(Your objective)
Below are some records: retype them all exactly, but not the pictures.

--- Entries shown Enclosed Below ---

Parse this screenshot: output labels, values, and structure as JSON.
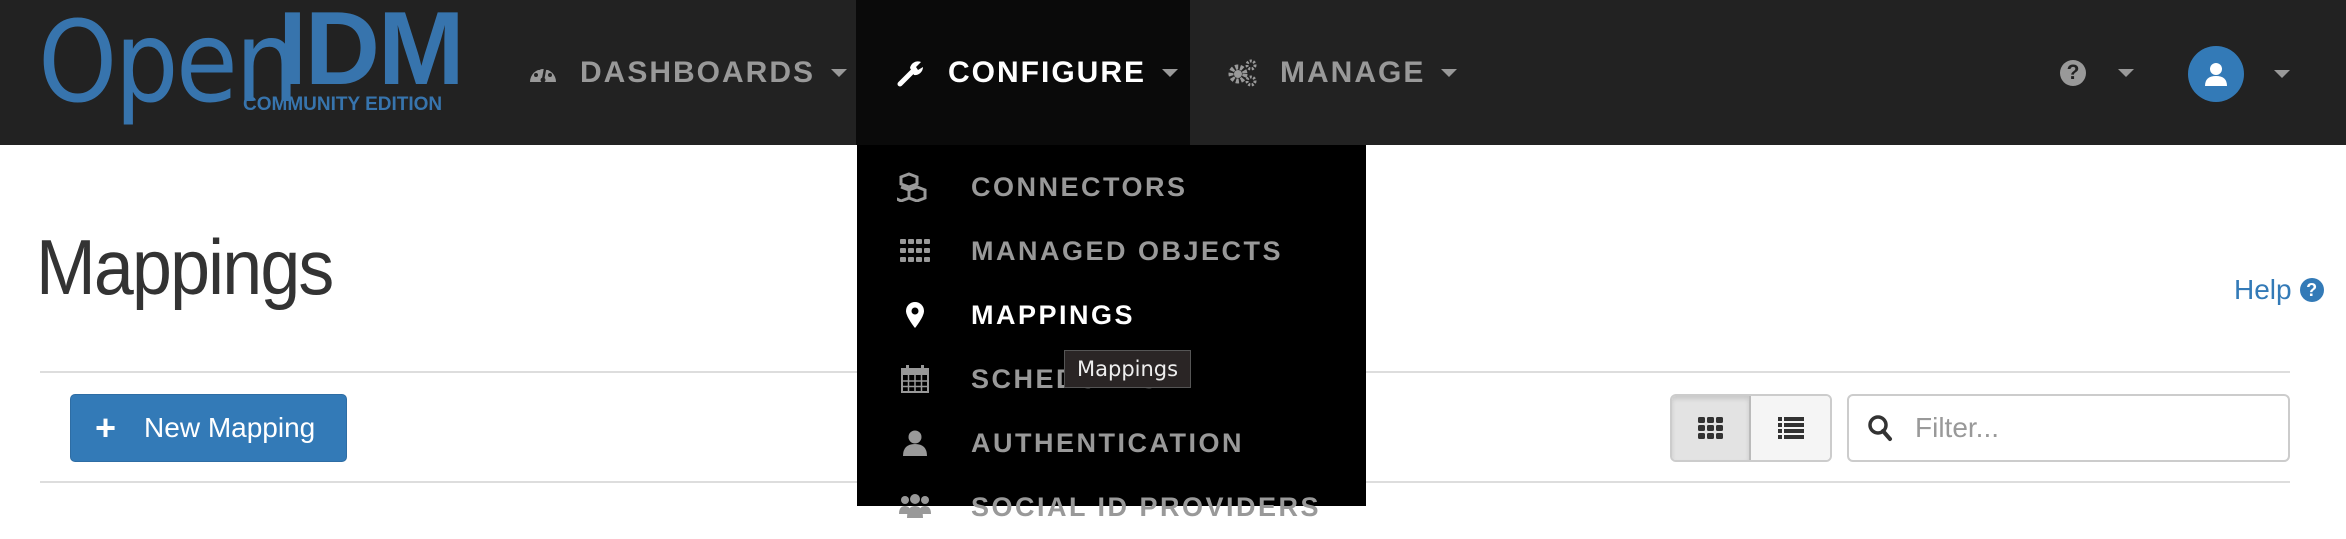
{
  "navbar": {
    "logo": {
      "open": "Open",
      "idm": "IDM",
      "edition": "COMMUNITY EDITION"
    },
    "items": [
      {
        "label": "DASHBOARDS",
        "icon": "dashboard-gauge-icon",
        "active": false
      },
      {
        "label": "CONFIGURE",
        "icon": "wrench-icon",
        "active": true
      },
      {
        "label": "MANAGE",
        "icon": "cogs-icon",
        "active": false
      }
    ],
    "help_icon_glyph": "?",
    "user_icon": "user-icon"
  },
  "configure_menu": {
    "items": [
      {
        "label": "CONNECTORS",
        "icon": "cubes-icon"
      },
      {
        "label": "MANAGED OBJECTS",
        "icon": "grid-icon"
      },
      {
        "label": "MAPPINGS",
        "icon": "map-marker-icon",
        "active": true
      },
      {
        "label": "SCHEDULES",
        "icon": "calendar-icon"
      },
      {
        "label": "AUTHENTICATION",
        "icon": "user-icon"
      },
      {
        "label": "SOCIAL ID PROVIDERS",
        "icon": "users-icon"
      }
    ]
  },
  "tooltip": {
    "text": "Mappings"
  },
  "page": {
    "title": "Mappings",
    "help_label": "Help",
    "help_glyph": "?",
    "new_button": {
      "plus": "+",
      "label": "New Mapping"
    },
    "view_toggle": {
      "selected": "grid",
      "options": [
        "grid",
        "list"
      ]
    },
    "filter": {
      "placeholder": "Filter...",
      "value": ""
    }
  },
  "colors": {
    "brand": "#3774ad",
    "primary": "#337ab7",
    "navbar": "#222222",
    "active_tab": "#0a0a0a",
    "dropdown": "#000000"
  }
}
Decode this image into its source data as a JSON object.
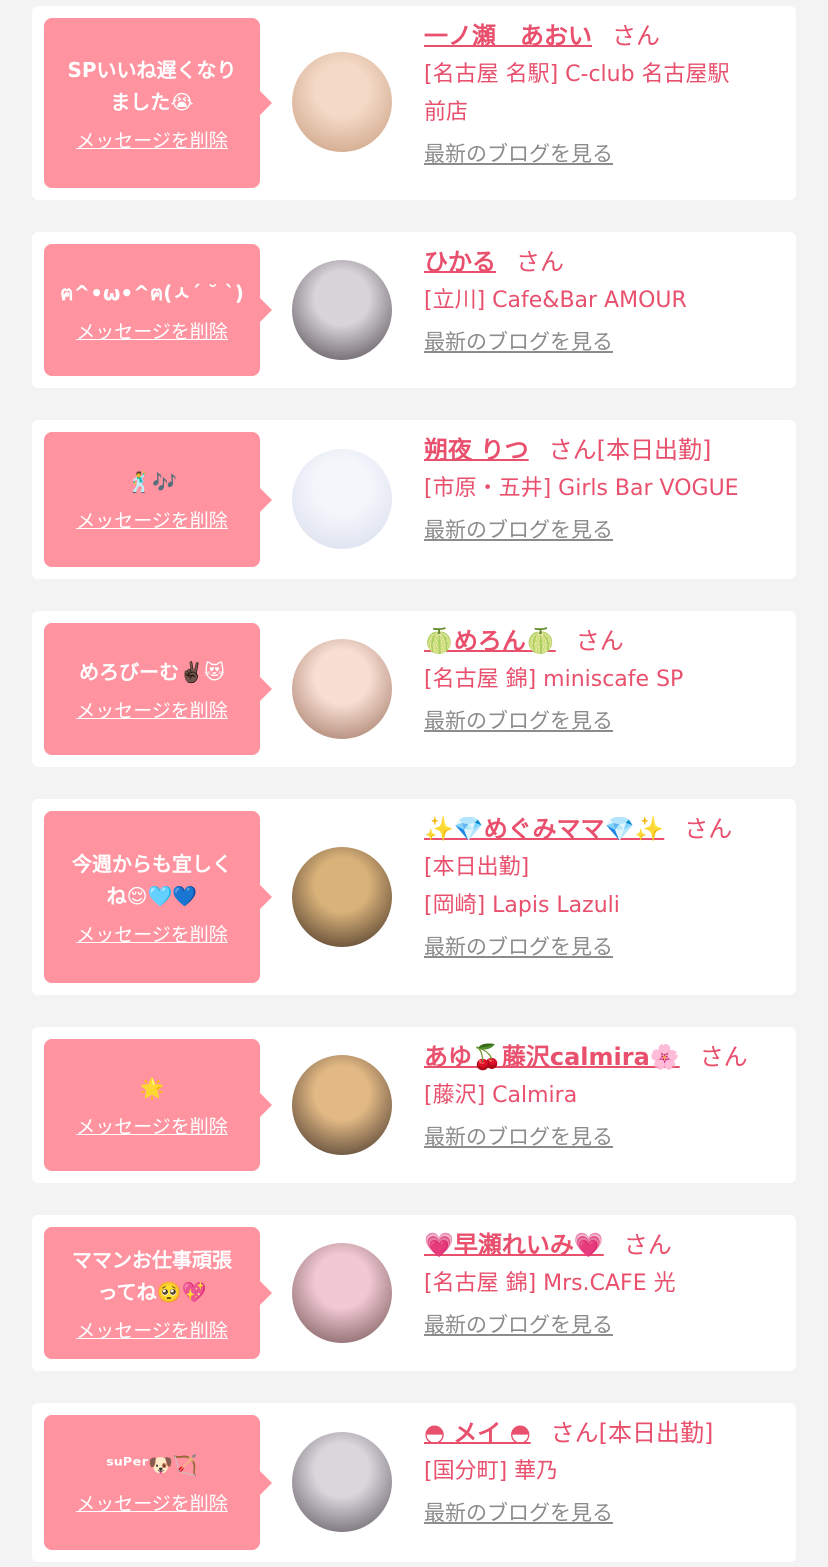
{
  "delete_label": "メッセージを削除",
  "blog_label": "最新のブログを見る",
  "honorific": "さん",
  "entries": [
    {
      "message": "SPいいね遅くなり\nました😭",
      "name": "一ノ瀬　あおい",
      "status": "",
      "lines": [
        "[名古屋 名駅] C-club 名古屋駅",
        "前店"
      ],
      "avatar_colors": [
        "#f3d9c6",
        "#c79b7c"
      ]
    },
    {
      "message": "ฅ^•ω•^ฅ(ㅅ´ ˘ `)",
      "name": "ひかる",
      "status": "",
      "lines": [
        "[立川] Cafe&Bar AMOUR"
      ],
      "avatar_colors": [
        "#d8d4da",
        "#4a4348"
      ]
    },
    {
      "message": "🕺🎶",
      "name": "朔夜 りつ",
      "status": "[本日出勤]",
      "lines": [
        "[市原・五井] Girls Bar VOGUE"
      ],
      "avatar_colors": [
        "#f4f6fb",
        "#d7dcec"
      ]
    },
    {
      "message": "めろびーむ✌🏿😻",
      "name": "🍈めろん🍈",
      "status": "",
      "lines": [
        "[名古屋 錦] miniscafe SP"
      ],
      "avatar_colors": [
        "#f7dfd3",
        "#9c6f5c"
      ]
    },
    {
      "message": "今週からも宜しく\nね😌🩵💙",
      "name": "✨💎めぐみママ💎✨",
      "status": "",
      "lines": [
        "[本日出勤]",
        "[岡崎] Lapis Lazuli"
      ],
      "avatar_colors": [
        "#d9b27a",
        "#3c2b20"
      ]
    },
    {
      "message": "🌟",
      "name": "あゆ🍒藤沢calmira🌸",
      "status": "",
      "lines": [
        "[藤沢] Calmira"
      ],
      "avatar_colors": [
        "#e2b985",
        "#3a2c24"
      ]
    },
    {
      "message": "ママンお仕事頑張\nってね🥺💖",
      "name": "💗早瀬れいみ💗",
      "status": "",
      "lines": [
        "[名古屋 錦] Mrs.CAFE 光"
      ],
      "avatar_colors": [
        "#f1c8d3",
        "#6b4e4c"
      ]
    },
    {
      "message": "ˢᵘᴾᵉʳ🐶🏹",
      "name": "◓ メイ ◓",
      "status": "[本日出勤]",
      "lines": [
        "[国分町] 華乃"
      ],
      "avatar_colors": [
        "#dad6dc",
        "#564f57"
      ]
    }
  ]
}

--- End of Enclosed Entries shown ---

(Exercise result)
Parse this screenshot: output labels, values, and structure as JSON.
{
  "navbar": {
    "logo": {
      "open": "Open",
      "idm": "IDM",
      "edition": "COMMUNITY EDITION"
    },
    "items": [
      {
        "label": "DASHBOARDS",
        "icon": "dashboard-gauge-icon",
        "active": false
      },
      {
        "label": "CONFIGURE",
        "icon": "wrench-icon",
        "active": true
      },
      {
        "label": "MANAGE",
        "icon": "cogs-icon",
        "active": false
      }
    ],
    "help_icon_glyph": "?",
    "user_icon": "user-icon"
  },
  "configure_menu": {
    "items": [
      {
        "label": "CONNECTORS",
        "icon": "cubes-icon"
      },
      {
        "label": "MANAGED OBJECTS",
        "icon": "grid-icon"
      },
      {
        "label": "MAPPINGS",
        "icon": "map-marker-icon",
        "active": true
      },
      {
        "label": "SCHEDULES",
        "icon": "calendar-icon"
      },
      {
        "label": "AUTHENTICATION",
        "icon": "user-icon"
      },
      {
        "label": "SOCIAL ID PROVIDERS",
        "icon": "users-icon"
      }
    ]
  },
  "tooltip": {
    "text": "Mappings"
  },
  "page": {
    "title": "Mappings",
    "help_label": "Help",
    "help_glyph": "?",
    "new_button": {
      "plus": "+",
      "label": "New Mapping"
    },
    "view_toggle": {
      "selected": "grid",
      "options": [
        "grid",
        "list"
      ]
    },
    "filter": {
      "placeholder": "Filter...",
      "value": ""
    }
  },
  "colors": {
    "brand": "#3774ad",
    "primary": "#337ab7",
    "navbar": "#222222",
    "active_tab": "#0a0a0a",
    "dropdown": "#000000"
  }
}
Decode this image into its source data as a JSON object.
{
  "delete_label": "メッセージを削除",
  "blog_label": "最新のブログを見る",
  "honorific": "さん",
  "entries": [
    {
      "message": "SPいいね遅くなり\nました😭",
      "name": "一ノ瀬　あおい",
      "status": "",
      "lines": [
        "[名古屋 名駅] C-club 名古屋駅",
        "前店"
      ],
      "avatar_colors": [
        "#f3d9c6",
        "#c79b7c"
      ]
    },
    {
      "message": "ฅ^•ω•^ฅ(ㅅ´ ˘ `)",
      "name": "ひかる",
      "status": "",
      "lines": [
        "[立川] Cafe&Bar AMOUR"
      ],
      "avatar_colors": [
        "#d8d4da",
        "#4a4348"
      ]
    },
    {
      "message": "🕺🎶",
      "name": "朔夜 りつ",
      "status": "[本日出勤]",
      "lines": [
        "[市原・五井] Girls Bar VOGUE"
      ],
      "avatar_colors": [
        "#f4f6fb",
        "#d7dcec"
      ]
    },
    {
      "message": "めろびーむ✌🏿😻",
      "name": "🍈めろん🍈",
      "status": "",
      "lines": [
        "[名古屋 錦] miniscafe SP"
      ],
      "avatar_colors": [
        "#f7dfd3",
        "#9c6f5c"
      ]
    },
    {
      "message": "今週からも宜しく\nね😌🩵💙",
      "name": "✨💎めぐみママ💎✨",
      "status": "",
      "lines": [
        "[本日出勤]",
        "[岡崎] Lapis Lazuli"
      ],
      "avatar_colors": [
        "#d9b27a",
        "#3c2b20"
      ]
    },
    {
      "message": "🌟",
      "name": "あゆ🍒藤沢calmira🌸",
      "status": "",
      "lines": [
        "[藤沢] Calmira"
      ],
      "avatar_colors": [
        "#e2b985",
        "#3a2c24"
      ]
    },
    {
      "message": "ママンお仕事頑張\nってね🥺💖",
      "name": "💗早瀬れいみ💗",
      "status": "",
      "lines": [
        "[名古屋 錦] Mrs.CAFE 光"
      ],
      "avatar_colors": [
        "#f1c8d3",
        "#6b4e4c"
      ]
    },
    {
      "message": "ˢᵘᴾᵉʳ🐶🏹",
      "name": "◓ メイ ◓",
      "status": "[本日出勤]",
      "lines": [
        "[国分町] 華乃"
      ],
      "avatar_colors": [
        "#dad6dc",
        "#564f57"
      ]
    }
  ]
}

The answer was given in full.